"I was in Class VII, I think. It was the first match I ever watched live and it was the start of my journey. I became a fan that day. I still remember that Azhar scored an unbeaten 153 in that match. What a player! Jadeja also scored a ton."
For ten years, Kanhar followed the game on television and from stands — including the Visakhapatnam ODI where MS Dhoni announced himself with a 123-ball 148 against Pakistan — until he saw a teenaged Kohli lift the U-19 World Cup in Kuala Lumpur. Kanhar claims to have fallen for Kohli's energy and aggression.
"I instantly liked him; in fact everything about him. His energy and passion for the game is infectious. His batting, well, everyone knows how well he bats," he says of the world's top-ranked limited-overs' batsman.
Kanhar says his life changed when he met the original Superfan, Sudhir, at an ODI. "The idea (of painting himself) came from Sudhir bhai. I always wanted to watch all of India's cricket matches from the stands, and I thought of painting myself in the tricolour, like Sudhir."
In 2014, Kanhar made his first appearance in paint and two years later, his eight-year dream of meeting Kohli in flesh came true.
"I went to watch the India-England Test match in Mohali in 2016. I had mortgaged my mother's jewellery to get the flight and match tickets. It was winter, but feeling cold was the last thing on my mind. That's when some newspaper journalists wrote about me."
Kohli read the report – or was informed about such a report – and met him the next day. "He met me with a lot of warmth. He told me that being a fan is fine but I should never do that (mortgage family jewels) for him. He asked me how much money I needed to pay to get the jewellery back, but I didn't disclose that. I told him I don't want money. I said if he can, I would like to have match tickets of all of India's matches at home."
Kohli agreed without second thoughts, and thus began Kanhar's journey in greasepaint. He is also a regular at Odisha's Ranji Trophy matches, which he attends in a Virat jersey. Kanhar doesn't have a permanent job. He stays with his father, who runs a mutton shop, and an elder brother. His current stint as an over-the-counter ticket-seller at the Phulbani bus stop gets him Rs 250-300 per day.
"I go to work when I don't travel for India's matches.
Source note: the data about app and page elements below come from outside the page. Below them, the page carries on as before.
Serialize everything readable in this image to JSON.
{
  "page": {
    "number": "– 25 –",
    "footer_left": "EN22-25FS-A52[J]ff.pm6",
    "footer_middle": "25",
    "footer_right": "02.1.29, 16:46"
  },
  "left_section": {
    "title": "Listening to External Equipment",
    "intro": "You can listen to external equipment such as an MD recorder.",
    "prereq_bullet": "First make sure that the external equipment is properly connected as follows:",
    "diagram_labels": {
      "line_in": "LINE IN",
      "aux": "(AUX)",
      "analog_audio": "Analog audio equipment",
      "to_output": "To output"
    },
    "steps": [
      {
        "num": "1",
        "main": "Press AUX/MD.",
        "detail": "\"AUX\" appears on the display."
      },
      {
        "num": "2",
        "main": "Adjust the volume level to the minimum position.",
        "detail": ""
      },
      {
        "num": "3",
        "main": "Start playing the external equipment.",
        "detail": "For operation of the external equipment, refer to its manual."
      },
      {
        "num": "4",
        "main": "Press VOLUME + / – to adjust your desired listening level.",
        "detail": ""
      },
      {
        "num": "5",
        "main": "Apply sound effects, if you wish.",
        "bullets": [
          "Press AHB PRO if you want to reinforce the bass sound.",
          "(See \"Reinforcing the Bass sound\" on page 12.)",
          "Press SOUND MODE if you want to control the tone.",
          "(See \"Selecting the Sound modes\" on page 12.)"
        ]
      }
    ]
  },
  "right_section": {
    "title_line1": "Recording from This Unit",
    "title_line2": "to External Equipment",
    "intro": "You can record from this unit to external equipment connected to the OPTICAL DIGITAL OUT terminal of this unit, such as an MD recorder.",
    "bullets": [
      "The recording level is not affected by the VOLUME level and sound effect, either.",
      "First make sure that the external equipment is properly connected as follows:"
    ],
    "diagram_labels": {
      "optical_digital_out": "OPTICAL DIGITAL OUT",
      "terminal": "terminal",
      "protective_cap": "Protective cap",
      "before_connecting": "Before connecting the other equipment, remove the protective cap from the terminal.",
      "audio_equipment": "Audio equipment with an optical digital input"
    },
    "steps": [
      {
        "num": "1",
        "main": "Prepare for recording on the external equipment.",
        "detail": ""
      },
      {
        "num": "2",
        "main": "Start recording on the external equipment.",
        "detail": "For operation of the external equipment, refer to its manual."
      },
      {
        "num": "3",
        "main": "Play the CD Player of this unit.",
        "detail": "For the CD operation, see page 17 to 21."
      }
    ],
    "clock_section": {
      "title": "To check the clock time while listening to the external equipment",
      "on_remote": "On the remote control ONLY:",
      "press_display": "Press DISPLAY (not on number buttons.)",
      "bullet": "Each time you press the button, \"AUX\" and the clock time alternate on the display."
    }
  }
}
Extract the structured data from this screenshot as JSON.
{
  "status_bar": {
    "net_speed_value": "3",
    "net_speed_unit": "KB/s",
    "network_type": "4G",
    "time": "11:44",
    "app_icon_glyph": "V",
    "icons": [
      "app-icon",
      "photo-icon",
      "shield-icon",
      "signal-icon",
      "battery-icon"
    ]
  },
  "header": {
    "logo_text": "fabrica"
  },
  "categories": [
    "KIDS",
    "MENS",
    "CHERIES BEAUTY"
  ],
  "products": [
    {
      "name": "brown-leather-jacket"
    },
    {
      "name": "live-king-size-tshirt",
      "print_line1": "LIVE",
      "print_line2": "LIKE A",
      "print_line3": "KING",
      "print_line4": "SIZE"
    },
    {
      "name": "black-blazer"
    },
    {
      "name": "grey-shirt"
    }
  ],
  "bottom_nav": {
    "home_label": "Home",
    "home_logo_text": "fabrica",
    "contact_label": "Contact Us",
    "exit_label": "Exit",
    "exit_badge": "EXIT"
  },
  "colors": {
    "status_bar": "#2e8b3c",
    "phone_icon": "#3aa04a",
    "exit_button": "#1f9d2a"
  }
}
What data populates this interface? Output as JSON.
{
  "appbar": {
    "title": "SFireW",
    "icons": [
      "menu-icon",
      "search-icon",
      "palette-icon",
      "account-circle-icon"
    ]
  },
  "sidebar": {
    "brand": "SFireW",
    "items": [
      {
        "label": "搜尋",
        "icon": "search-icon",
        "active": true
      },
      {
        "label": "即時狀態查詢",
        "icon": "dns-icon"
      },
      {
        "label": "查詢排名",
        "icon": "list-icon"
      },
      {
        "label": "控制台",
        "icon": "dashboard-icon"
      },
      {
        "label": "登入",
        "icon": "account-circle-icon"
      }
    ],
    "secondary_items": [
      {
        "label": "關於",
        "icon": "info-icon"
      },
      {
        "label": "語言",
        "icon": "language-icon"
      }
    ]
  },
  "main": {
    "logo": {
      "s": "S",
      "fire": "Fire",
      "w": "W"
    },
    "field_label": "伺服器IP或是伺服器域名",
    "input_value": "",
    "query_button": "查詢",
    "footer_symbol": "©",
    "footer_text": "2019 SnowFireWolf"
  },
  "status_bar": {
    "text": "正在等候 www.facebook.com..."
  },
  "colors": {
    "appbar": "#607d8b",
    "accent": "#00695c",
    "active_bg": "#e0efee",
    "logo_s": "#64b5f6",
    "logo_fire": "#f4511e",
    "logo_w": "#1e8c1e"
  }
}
I have been to all the major grounds in India. At my workplace, they call me Virat. The moment they see me, they shout Virat idhar aa and stuff."
Kanhar scrolls down on his newly-purchased smartphone and stops at a WhatsApp group. Indian Superfans, it reads, and its members include Sudhir, differently-abled fan Dharamveer Pal, Ram Bahadur Yadav aka 'Gabbar' (the Shikhar Dhawan lookalike-fan), and Ram Babu (the MS Dhoni fan who also paints himself in tricolour). The 'Superfans' exchange notes on the group, and as Kanhar suggests, cheer each other up to continue rooting for India. They are happy that one among them has diversified to other sport. "I send them pictures from the Kalinga Stadium, and they say I should keep cheering for the team."
The day India play a cricket match, Kanhar shuns his meals and sits in front of the TV set. "Initially, my family thought I have gone mad or something. But my late mother supported me, and now my folks know this is what I love doing. They have all come around now. I don't want to get married or anything; I just want to cheer like this for the rest of my life. Virat Kohli is God to me."
Come Thursday, and Kanhar will be up in his Phulbani home early, gaping at every move India make in Adelaide as the Test tour gets underway. Kanhar is certain that Kohli will do well and create history by becoming the first Indian captain to win a Test series in Australia.
"He started his Test captaincy with a hundred in Adelaide. Four years later, he returns to that venue. I am sure he will not only score a lot of runs but also win the series," he says. India would hope it turns out that way.
Updated Date: Dec 04, 2018 11:40 AM